━━ Provided material ━━

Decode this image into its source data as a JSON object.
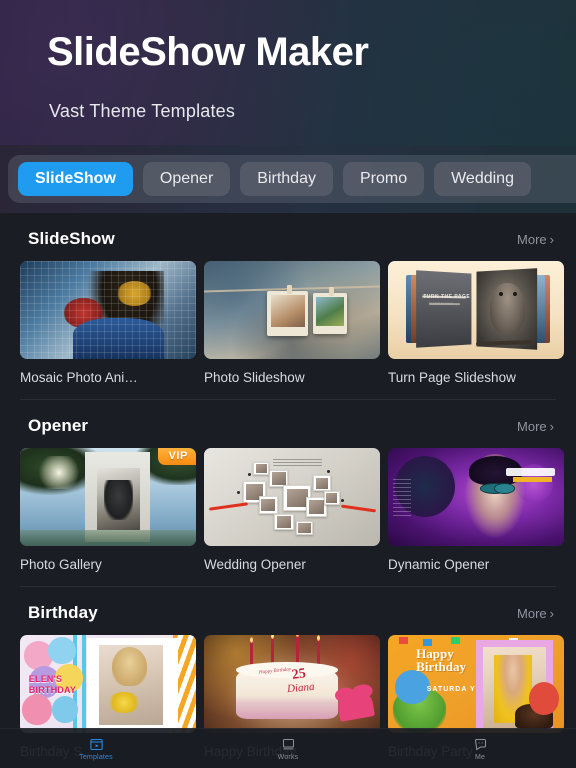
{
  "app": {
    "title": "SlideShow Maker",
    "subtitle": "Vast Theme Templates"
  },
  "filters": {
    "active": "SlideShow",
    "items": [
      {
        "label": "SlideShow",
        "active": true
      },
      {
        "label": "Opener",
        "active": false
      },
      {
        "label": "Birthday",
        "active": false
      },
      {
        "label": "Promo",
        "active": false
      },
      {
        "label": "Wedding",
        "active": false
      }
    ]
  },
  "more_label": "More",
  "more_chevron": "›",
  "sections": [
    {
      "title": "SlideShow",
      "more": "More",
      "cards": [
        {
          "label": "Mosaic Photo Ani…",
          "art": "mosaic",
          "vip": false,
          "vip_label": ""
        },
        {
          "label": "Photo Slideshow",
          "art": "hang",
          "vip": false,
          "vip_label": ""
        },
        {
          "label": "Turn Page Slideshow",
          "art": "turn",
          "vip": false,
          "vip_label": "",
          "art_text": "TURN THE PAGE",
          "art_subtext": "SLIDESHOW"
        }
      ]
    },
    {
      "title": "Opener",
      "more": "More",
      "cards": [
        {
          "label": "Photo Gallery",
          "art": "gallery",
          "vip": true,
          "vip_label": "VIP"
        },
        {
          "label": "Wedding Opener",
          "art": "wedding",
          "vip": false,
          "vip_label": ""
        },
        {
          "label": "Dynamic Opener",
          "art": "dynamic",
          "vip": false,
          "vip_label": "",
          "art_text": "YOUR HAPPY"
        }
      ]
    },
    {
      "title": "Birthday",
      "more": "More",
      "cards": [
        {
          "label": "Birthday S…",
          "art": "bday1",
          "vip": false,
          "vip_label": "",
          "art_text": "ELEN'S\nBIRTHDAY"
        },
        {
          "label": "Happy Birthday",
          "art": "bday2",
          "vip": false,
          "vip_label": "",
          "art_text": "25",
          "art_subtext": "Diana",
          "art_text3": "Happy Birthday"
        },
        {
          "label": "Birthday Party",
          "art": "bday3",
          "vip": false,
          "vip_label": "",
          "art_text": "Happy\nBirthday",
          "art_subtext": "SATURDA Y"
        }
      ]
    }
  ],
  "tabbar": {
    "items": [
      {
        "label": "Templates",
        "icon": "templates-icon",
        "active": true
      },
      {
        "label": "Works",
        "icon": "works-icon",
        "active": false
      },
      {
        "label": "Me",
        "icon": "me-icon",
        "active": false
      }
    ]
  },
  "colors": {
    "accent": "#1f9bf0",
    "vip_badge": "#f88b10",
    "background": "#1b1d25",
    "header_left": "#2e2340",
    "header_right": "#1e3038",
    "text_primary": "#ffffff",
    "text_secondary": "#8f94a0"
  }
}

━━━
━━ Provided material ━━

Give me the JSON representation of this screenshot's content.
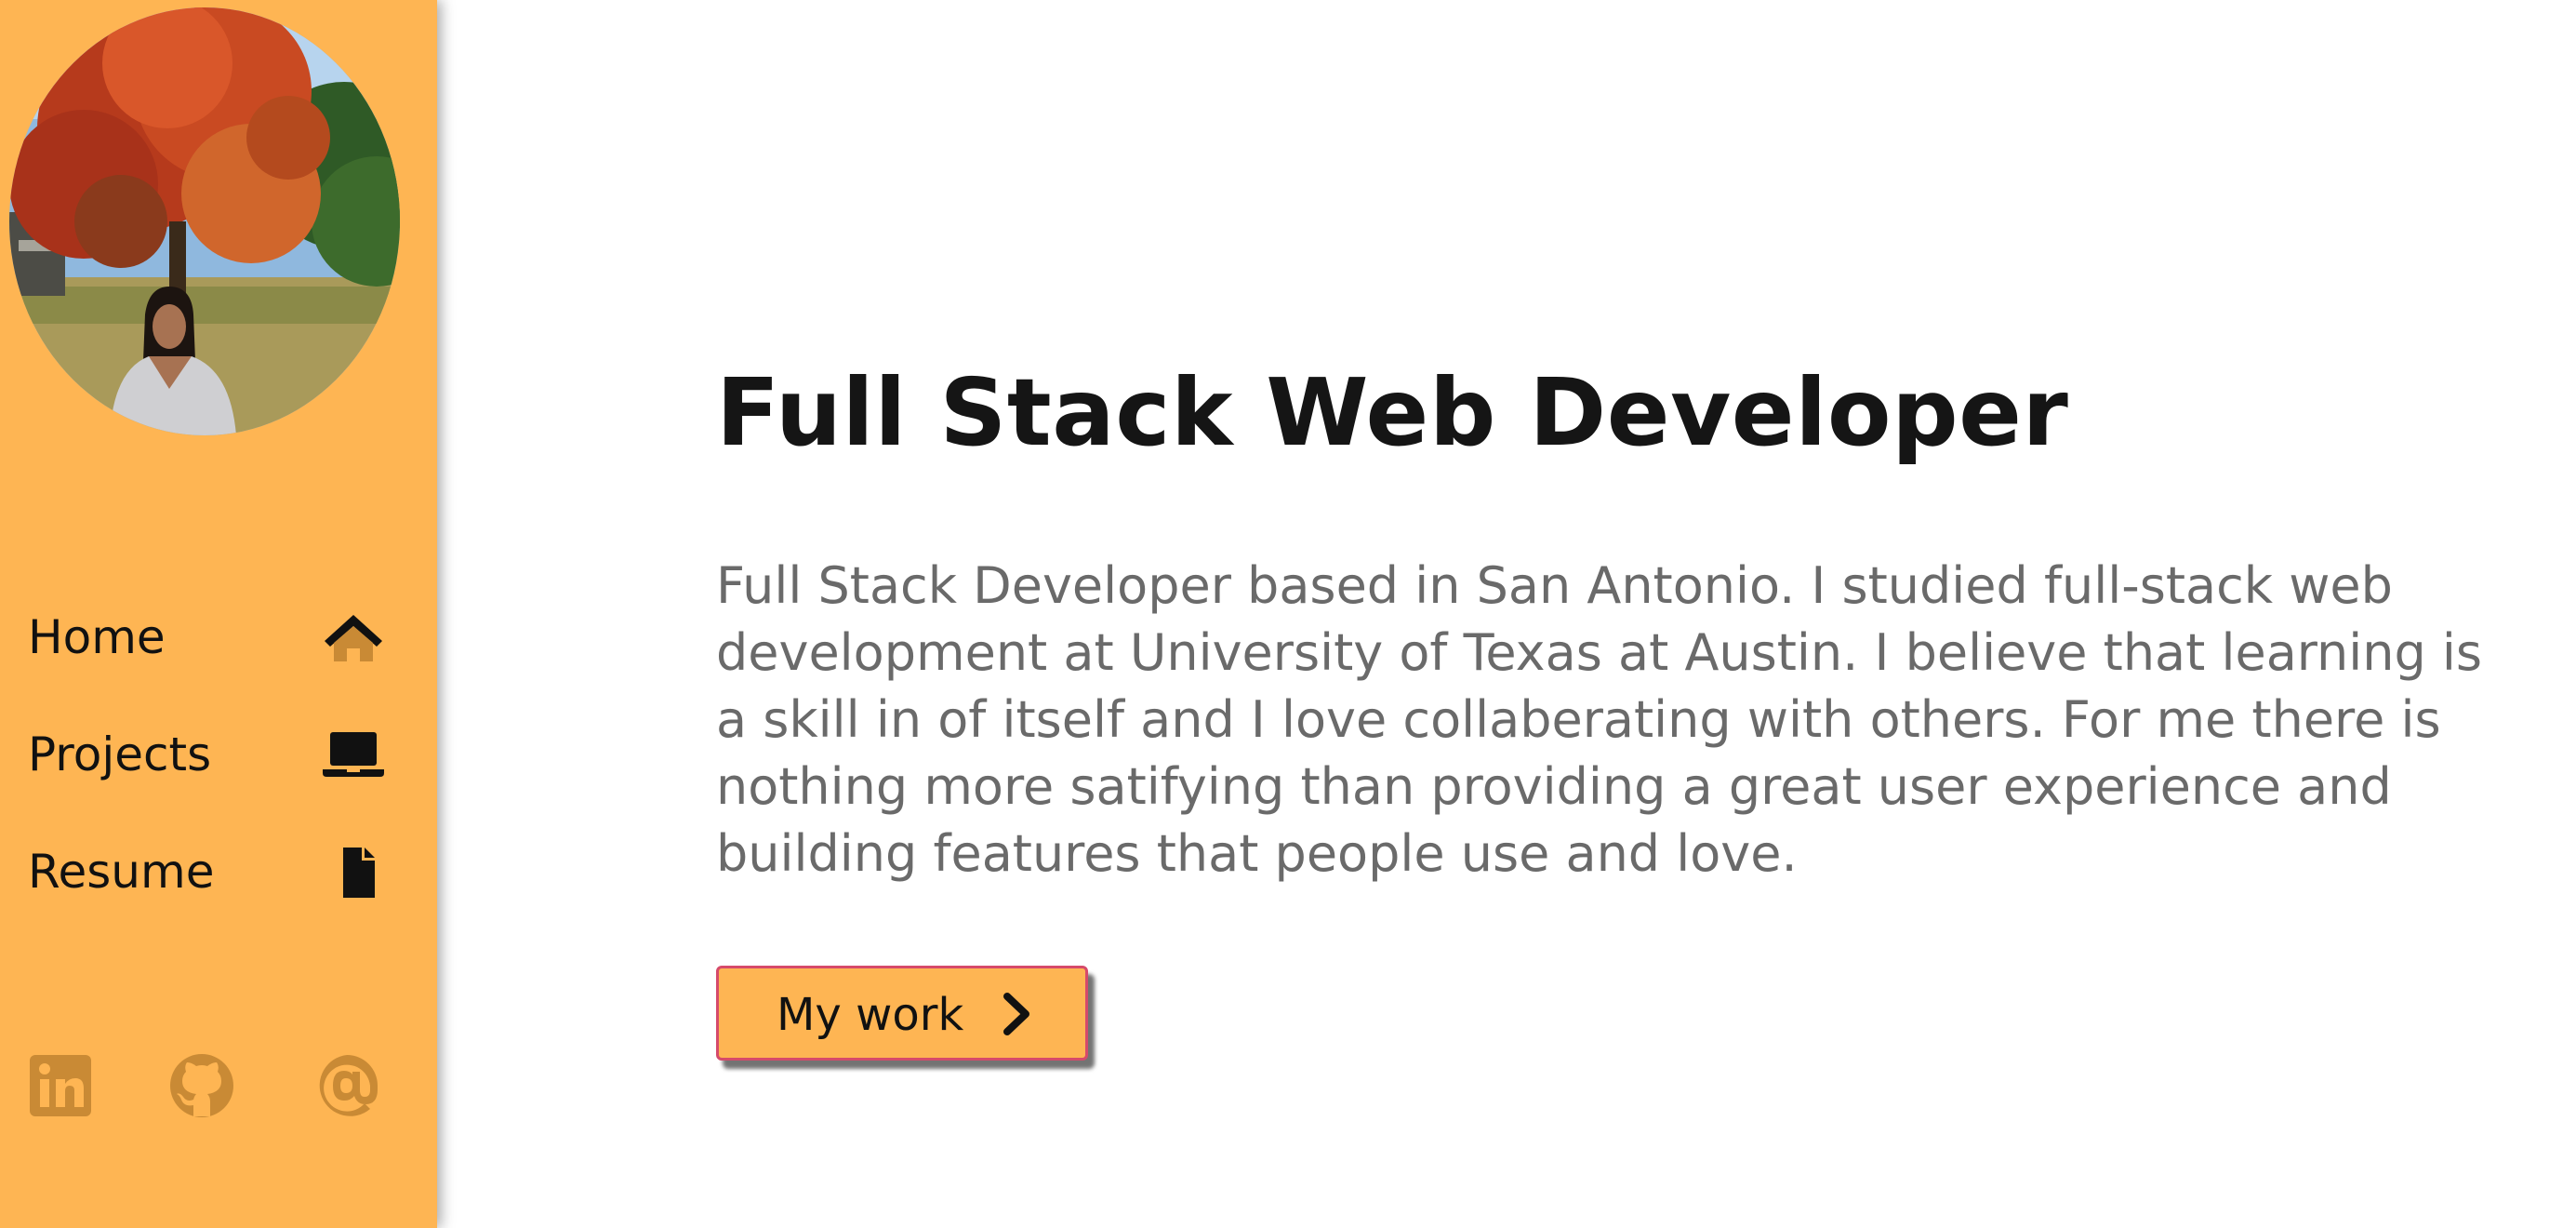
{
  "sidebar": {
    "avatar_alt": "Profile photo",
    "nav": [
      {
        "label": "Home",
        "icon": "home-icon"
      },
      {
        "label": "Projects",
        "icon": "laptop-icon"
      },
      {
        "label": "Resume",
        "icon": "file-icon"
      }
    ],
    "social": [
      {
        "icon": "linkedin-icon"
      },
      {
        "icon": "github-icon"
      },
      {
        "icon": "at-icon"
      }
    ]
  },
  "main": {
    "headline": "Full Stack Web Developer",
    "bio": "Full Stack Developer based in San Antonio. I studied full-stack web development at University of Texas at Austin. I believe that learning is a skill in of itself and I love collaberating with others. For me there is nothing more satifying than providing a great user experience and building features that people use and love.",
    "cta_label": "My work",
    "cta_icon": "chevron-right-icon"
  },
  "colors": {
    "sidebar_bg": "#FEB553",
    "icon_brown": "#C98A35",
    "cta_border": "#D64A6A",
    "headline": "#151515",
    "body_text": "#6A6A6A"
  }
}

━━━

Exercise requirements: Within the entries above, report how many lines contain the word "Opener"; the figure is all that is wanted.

Response box: 4